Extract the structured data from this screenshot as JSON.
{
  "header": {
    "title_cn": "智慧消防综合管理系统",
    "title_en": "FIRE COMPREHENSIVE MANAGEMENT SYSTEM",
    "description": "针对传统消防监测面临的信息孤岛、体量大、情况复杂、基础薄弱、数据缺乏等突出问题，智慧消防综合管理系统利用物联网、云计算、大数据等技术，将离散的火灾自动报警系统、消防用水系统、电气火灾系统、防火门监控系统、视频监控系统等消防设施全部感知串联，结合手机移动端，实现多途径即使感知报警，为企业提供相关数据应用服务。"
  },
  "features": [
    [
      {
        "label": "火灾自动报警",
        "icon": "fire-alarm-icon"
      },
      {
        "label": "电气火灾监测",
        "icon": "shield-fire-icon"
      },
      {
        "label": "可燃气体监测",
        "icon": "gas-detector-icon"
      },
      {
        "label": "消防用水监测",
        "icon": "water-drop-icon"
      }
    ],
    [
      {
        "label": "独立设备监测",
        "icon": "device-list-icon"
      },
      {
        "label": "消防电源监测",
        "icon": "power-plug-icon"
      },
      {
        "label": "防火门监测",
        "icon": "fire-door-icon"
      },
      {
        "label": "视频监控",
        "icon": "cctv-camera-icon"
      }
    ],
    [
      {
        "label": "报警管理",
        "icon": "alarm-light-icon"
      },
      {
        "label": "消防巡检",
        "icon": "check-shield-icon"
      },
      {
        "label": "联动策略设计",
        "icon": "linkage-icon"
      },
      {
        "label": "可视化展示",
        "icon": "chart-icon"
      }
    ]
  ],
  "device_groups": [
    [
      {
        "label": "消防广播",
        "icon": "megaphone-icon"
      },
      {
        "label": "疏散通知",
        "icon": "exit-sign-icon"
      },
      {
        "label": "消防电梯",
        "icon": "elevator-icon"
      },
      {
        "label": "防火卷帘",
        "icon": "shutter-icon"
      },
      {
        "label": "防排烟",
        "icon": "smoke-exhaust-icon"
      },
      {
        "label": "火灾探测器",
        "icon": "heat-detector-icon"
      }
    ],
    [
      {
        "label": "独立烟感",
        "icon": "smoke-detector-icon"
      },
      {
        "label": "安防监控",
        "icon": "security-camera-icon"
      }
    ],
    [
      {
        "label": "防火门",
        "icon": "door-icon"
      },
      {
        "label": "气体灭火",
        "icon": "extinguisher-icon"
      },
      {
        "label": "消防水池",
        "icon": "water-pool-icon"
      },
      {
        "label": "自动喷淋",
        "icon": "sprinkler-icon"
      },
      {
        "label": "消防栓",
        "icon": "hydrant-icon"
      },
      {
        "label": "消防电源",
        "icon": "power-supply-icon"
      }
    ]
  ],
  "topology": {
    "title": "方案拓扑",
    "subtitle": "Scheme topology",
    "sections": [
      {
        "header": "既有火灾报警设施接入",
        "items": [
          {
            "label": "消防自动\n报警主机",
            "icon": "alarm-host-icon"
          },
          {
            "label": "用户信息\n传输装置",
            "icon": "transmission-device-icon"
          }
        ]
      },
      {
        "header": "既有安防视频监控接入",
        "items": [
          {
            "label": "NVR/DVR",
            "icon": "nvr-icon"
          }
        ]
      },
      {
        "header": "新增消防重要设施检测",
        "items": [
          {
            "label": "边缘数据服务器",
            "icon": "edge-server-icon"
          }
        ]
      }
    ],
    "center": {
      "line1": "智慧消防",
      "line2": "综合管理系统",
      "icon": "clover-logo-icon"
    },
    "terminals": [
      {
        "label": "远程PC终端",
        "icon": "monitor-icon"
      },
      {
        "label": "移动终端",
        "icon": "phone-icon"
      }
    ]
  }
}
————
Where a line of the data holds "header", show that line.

- _ANSWER SPACE_:
  "header": {
        "header": "既有火灾报警设施接入",
        "header": "既有安防视频监控接入",
        "header": "新增消防重要设施检测",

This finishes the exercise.